Nevertheless, the deal leaves Labor in somewhat of a quandary under the leadership of former education minister Bill Shorten.
Australian voters aren’t exactly keen on Abbott’s government, which hasn’t had an incredibly easy first year in office — it’s been captive to small parties like Palmer’s in the Australian Senate and Abbott was also forced to shelve his plan to expand paid parental leave, one of his top campaign pledges last summer.
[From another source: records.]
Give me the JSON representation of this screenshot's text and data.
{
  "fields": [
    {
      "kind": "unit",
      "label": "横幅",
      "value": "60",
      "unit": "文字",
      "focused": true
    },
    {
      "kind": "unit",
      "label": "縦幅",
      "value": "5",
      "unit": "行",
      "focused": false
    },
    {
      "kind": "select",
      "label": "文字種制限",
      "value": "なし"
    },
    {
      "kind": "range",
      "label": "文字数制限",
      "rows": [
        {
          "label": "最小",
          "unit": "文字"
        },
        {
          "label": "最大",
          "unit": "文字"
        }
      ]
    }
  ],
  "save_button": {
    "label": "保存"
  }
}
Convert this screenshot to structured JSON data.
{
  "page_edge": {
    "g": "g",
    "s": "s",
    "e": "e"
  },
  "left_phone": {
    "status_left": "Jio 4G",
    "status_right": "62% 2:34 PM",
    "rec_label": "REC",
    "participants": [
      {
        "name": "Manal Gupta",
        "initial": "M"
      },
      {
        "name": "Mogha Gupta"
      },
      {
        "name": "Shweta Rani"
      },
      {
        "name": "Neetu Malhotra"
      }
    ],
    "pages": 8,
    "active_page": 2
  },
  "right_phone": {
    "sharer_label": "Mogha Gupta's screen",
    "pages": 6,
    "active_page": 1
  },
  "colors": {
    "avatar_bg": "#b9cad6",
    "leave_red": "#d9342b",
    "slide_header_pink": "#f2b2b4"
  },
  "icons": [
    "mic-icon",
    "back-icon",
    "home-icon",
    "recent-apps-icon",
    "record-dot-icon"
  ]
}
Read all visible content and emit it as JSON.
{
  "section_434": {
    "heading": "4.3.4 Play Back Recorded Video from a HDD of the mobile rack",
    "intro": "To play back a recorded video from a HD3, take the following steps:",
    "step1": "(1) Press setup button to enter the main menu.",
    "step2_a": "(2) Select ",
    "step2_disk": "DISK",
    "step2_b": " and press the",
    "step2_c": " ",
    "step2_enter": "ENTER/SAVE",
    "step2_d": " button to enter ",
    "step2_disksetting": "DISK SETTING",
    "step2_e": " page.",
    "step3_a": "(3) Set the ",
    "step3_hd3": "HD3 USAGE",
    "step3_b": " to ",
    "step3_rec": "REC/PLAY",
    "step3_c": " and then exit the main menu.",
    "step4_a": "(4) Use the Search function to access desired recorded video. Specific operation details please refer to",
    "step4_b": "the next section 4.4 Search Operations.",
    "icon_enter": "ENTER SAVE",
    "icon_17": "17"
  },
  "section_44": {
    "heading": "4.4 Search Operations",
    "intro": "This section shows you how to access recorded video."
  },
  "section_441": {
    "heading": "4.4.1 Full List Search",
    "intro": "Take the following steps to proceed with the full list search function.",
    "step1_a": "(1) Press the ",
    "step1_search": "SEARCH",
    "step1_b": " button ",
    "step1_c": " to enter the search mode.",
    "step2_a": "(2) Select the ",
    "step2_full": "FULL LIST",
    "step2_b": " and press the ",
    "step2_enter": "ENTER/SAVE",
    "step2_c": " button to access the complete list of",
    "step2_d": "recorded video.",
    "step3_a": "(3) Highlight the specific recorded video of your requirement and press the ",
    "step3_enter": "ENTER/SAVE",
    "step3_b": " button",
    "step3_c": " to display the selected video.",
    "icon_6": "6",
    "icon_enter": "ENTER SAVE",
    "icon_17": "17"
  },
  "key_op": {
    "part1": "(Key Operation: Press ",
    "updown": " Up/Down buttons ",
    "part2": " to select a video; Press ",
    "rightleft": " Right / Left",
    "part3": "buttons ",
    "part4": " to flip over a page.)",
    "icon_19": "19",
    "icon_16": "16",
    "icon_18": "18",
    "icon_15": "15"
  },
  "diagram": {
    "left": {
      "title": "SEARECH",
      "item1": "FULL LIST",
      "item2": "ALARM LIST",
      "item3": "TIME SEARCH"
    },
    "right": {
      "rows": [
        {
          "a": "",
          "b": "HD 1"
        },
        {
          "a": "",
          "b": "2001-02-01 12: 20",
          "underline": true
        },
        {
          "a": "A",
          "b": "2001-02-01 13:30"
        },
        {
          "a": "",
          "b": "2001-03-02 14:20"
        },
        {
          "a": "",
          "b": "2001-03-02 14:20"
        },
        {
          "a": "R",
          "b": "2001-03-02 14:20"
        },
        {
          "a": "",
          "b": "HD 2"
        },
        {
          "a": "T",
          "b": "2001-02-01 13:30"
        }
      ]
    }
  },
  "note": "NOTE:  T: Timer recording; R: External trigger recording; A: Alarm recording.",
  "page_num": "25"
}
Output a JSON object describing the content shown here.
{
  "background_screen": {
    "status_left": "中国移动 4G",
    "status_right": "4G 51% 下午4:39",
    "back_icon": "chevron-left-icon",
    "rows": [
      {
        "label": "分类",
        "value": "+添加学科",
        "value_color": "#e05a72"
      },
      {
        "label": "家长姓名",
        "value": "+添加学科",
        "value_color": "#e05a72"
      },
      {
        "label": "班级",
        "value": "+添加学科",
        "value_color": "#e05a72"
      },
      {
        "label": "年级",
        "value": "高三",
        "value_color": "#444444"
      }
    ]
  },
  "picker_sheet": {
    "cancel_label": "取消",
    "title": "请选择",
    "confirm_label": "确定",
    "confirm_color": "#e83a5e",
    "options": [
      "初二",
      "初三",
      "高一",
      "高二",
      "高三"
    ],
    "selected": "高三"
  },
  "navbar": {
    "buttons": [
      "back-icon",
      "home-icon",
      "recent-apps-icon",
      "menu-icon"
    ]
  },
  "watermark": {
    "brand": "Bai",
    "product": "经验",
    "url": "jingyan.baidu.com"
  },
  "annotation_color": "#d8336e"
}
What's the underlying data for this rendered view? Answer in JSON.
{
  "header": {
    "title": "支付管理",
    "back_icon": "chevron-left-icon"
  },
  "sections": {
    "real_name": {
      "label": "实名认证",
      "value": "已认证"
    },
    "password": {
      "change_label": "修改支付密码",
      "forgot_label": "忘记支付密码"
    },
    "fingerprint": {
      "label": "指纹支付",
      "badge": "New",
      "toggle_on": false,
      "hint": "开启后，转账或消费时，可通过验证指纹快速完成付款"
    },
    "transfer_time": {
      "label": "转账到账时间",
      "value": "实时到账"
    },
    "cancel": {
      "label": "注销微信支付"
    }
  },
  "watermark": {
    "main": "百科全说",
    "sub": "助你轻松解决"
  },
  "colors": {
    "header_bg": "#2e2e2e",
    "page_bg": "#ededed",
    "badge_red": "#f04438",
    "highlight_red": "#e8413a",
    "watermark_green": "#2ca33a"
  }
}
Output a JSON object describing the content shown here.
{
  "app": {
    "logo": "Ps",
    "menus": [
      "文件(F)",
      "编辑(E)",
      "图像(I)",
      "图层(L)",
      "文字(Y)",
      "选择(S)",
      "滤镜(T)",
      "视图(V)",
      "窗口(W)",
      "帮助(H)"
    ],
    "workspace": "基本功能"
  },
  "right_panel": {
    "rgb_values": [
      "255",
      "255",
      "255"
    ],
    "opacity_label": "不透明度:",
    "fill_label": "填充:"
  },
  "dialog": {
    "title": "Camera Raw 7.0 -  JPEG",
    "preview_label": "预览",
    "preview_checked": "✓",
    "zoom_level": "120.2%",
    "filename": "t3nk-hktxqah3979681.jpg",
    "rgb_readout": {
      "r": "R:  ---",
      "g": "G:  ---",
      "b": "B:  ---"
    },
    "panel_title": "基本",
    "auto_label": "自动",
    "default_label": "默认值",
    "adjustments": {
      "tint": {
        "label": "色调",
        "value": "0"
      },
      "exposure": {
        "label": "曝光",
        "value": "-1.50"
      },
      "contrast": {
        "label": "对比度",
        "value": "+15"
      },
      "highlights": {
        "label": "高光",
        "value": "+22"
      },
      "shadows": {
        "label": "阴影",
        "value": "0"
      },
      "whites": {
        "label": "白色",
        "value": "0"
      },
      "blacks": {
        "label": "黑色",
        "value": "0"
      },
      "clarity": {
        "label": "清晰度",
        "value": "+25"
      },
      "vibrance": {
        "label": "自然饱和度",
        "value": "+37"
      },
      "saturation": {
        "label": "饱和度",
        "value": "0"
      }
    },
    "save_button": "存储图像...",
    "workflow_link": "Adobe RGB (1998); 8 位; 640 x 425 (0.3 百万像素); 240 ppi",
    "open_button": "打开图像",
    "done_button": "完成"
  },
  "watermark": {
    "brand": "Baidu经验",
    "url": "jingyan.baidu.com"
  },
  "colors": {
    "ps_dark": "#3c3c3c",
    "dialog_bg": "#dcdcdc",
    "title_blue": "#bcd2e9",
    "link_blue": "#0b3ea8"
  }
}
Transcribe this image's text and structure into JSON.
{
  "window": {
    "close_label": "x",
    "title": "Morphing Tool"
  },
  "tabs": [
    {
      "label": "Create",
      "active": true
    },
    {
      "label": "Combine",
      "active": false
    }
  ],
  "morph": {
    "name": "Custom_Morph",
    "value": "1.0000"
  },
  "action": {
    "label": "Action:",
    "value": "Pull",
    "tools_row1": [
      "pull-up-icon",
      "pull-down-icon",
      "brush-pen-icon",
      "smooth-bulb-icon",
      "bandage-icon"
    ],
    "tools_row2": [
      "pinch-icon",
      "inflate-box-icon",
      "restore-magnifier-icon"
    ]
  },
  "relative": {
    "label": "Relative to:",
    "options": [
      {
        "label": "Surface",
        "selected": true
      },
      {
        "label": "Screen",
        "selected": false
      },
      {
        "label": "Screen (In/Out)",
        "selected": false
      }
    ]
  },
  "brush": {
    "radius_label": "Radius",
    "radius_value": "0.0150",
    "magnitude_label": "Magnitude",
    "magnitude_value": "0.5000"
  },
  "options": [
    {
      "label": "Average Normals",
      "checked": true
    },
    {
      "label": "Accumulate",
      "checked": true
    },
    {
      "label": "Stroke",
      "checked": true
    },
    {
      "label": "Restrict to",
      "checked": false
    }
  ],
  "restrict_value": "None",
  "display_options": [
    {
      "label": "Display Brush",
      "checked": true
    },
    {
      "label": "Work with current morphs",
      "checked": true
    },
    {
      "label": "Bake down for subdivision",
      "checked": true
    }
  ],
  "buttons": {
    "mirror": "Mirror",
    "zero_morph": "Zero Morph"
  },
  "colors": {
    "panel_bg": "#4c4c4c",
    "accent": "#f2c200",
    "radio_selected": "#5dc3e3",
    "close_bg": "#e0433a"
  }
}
But it makes the drama of the last Labor government even more pointless. It now seems less relevant than ever if Kevin Rudd or Julia Gillard was prime minister in 2010, because Abbott has, in about one month’s time, dismantled Labor’s two policy cornerstones. To have spent his first months as opposition leader railing impotently on the sidelines doesn’t make Shorten look like a prime minister in waiting, even as Abbott’s government suffers from its decisions on superannuation and paid parental leave.